Problem details:
Nothing but an exact copy of the records below counts as the answer.

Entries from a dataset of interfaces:
+===+
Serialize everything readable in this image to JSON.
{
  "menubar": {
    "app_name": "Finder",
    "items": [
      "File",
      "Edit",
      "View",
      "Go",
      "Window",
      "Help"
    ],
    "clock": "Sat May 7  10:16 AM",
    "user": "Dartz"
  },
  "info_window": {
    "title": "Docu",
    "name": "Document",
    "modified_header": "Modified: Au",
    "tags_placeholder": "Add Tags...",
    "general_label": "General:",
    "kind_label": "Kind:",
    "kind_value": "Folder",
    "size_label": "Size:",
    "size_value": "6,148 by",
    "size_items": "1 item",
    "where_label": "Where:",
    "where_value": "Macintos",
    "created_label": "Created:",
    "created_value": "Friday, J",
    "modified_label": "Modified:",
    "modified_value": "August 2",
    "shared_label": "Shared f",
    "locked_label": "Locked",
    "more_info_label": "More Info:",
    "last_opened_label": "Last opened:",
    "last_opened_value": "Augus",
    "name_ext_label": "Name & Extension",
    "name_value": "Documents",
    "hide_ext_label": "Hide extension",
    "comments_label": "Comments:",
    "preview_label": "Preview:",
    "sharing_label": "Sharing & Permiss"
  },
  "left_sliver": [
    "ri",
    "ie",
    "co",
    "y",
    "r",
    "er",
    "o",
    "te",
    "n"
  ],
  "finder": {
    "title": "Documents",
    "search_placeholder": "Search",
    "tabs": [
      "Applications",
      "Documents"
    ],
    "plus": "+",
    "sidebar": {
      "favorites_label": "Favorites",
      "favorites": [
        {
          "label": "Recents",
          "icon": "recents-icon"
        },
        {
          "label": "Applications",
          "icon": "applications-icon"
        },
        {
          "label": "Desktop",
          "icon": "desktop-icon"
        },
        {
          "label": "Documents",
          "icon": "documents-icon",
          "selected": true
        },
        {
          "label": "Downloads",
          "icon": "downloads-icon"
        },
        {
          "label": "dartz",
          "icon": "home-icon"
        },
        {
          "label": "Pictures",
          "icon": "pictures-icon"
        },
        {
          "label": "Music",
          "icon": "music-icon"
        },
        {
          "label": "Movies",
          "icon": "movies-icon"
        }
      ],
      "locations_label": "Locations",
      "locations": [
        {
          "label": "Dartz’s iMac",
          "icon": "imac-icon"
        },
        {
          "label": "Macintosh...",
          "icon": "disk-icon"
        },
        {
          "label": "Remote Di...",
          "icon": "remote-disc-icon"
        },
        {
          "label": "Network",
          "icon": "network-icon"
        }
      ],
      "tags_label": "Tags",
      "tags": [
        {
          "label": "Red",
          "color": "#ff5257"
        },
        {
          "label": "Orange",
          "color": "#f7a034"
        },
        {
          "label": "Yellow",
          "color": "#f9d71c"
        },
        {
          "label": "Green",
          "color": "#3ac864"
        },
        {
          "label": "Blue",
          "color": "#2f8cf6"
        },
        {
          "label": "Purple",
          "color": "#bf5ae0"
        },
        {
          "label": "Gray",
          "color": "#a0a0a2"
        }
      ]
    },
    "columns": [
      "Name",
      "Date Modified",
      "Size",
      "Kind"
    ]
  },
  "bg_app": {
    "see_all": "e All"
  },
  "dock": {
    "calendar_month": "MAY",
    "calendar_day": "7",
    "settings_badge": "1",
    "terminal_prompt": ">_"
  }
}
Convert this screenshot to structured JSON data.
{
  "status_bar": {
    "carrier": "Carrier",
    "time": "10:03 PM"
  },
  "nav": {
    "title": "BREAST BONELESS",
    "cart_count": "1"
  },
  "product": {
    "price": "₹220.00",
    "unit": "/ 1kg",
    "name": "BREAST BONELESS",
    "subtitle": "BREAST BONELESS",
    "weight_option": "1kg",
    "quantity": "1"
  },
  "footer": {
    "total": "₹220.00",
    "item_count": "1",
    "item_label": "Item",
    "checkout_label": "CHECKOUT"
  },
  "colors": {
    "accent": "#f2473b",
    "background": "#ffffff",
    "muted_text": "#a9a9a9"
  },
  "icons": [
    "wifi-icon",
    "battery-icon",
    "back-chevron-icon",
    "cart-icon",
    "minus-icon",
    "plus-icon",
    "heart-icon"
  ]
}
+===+
Exercise response:
Serialize everything readable in this image to JSON.
{
  "menubar": {
    "app_name": "Finder",
    "items": [
      "File",
      "Edit",
      "View",
      "Go",
      "Window",
      "Help"
    ],
    "clock": "Sat May 7  10:16 AM",
    "user": "Dartz"
  },
  "info_window": {
    "title": "Docu",
    "name": "Document",
    "modified_header": "Modified: Au",
    "tags_placeholder": "Add Tags...",
    "general_label": "General:",
    "kind_label": "Kind:",
    "kind_value": "Folder",
    "size_label": "Size:",
    "size_value": "6,148 by",
    "size_items": "1 item",
    "where_label": "Where:",
    "where_value": "Macintos",
    "created_label": "Created:",
    "created_value": "Friday, J",
    "modified_label": "Modified:",
    "modified_value": "August 2",
    "shared_label": "Shared f",
    "locked_label": "Locked",
    "more_info_label": "More Info:",
    "last_opened_label": "Last opened:",
    "last_opened_value": "Augus",
    "name_ext_label": "Name & Extension",
    "name_value": "Documents",
    "hide_ext_label": "Hide extension",
    "comments_label": "Comments:",
    "preview_label": "Preview:",
    "sharing_label": "Sharing & Permiss"
  },
  "left_sliver": [
    "ri",
    "ie",
    "co",
    "y",
    "r",
    "er",
    "o",
    "te",
    "n"
  ],
  "finder": {
    "title": "Documents",
    "search_placeholder": "Search",
    "tabs": [
      "Applications",
      "Documents"
    ],
    "plus": "+",
    "sidebar": {
      "favorites_label": "Favorites",
      "favorites": [
        {
          "label": "Recents",
          "icon": "recents-icon"
        },
        {
          "label": "Applications",
          "icon": "applications-icon"
        },
        {
          "label": "Desktop",
          "icon": "desktop-icon"
        },
        {
          "label": "Documents",
          "icon": "documents-icon",
          "selected": true
        },
        {
          "label": "Downloads",
          "icon": "downloads-icon"
        },
        {
          "label": "dartz",
          "icon": "home-icon"
        },
        {
          "label": "Pictures",
          "icon": "pictures-icon"
        },
        {
          "label": "Music",
          "icon": "music-icon"
        },
        {
          "label": "Movies",
          "icon": "movies-icon"
        }
      ],
      "locations_label": "Locations",
      "locations": [
        {
          "label": "Dartz’s iMac",
          "icon": "imac-icon"
        },
        {
          "label": "Macintosh...",
          "icon": "disk-icon"
        },
        {
          "label": "Remote Di...",
          "icon": "remote-disc-icon"
        },
        {
          "label": "Network",
          "icon": "network-icon"
        }
      ],
      "tags_label": "Tags",
      "tags": [
        {
          "label": "Red",
          "color": "#ff5257"
        },
        {
          "label": "Orange",
          "color": "#f7a034"
        },
        {
          "label": "Yellow",
          "color": "#f9d71c"
        },
        {
          "label": "Green",
          "color": "#3ac864"
        },
        {
          "label": "Blue",
          "color": "#2f8cf6"
        },
        {
          "label": "Purple",
          "color": "#bf5ae0"
        },
        {
          "label": "Gray",
          "color": "#a0a0a2"
        }
      ]
    },
    "columns": [
      "Name",
      "Date Modified",
      "Size",
      "Kind"
    ]
  },
  "bg_app": {
    "see_all": "e All"
  },
  "dock": {
    "calendar_month": "MAY",
    "calendar_day": "7",
    "settings_badge": "1",
    "terminal_prompt": ">_"
  }
}
Convert this screenshot to structured JSON data.
{
  "status_bar": {
    "carrier": "Carrier",
    "time": "10:03 PM"
  },
  "nav": {
    "title": "BREAST BONELESS",
    "cart_count": "1"
  },
  "product": {
    "price": "₹220.00",
    "unit": "/ 1kg",
    "name": "BREAST BONELESS",
    "subtitle": "BREAST BONELESS",
    "weight_option": "1kg",
    "quantity": "1"
  },
  "footer": {
    "total": "₹220.00",
    "item_count": "1",
    "item_label": "Item",
    "checkout_label": "CHECKOUT"
  },
  "colors": {
    "accent": "#f2473b",
    "background": "#ffffff",
    "muted_text": "#a9a9a9"
  },
  "icons": [
    "wifi-icon",
    "battery-icon",
    "back-chevron-icon",
    "cart-icon",
    "minus-icon",
    "plus-icon",
    "heart-icon"
  ]
}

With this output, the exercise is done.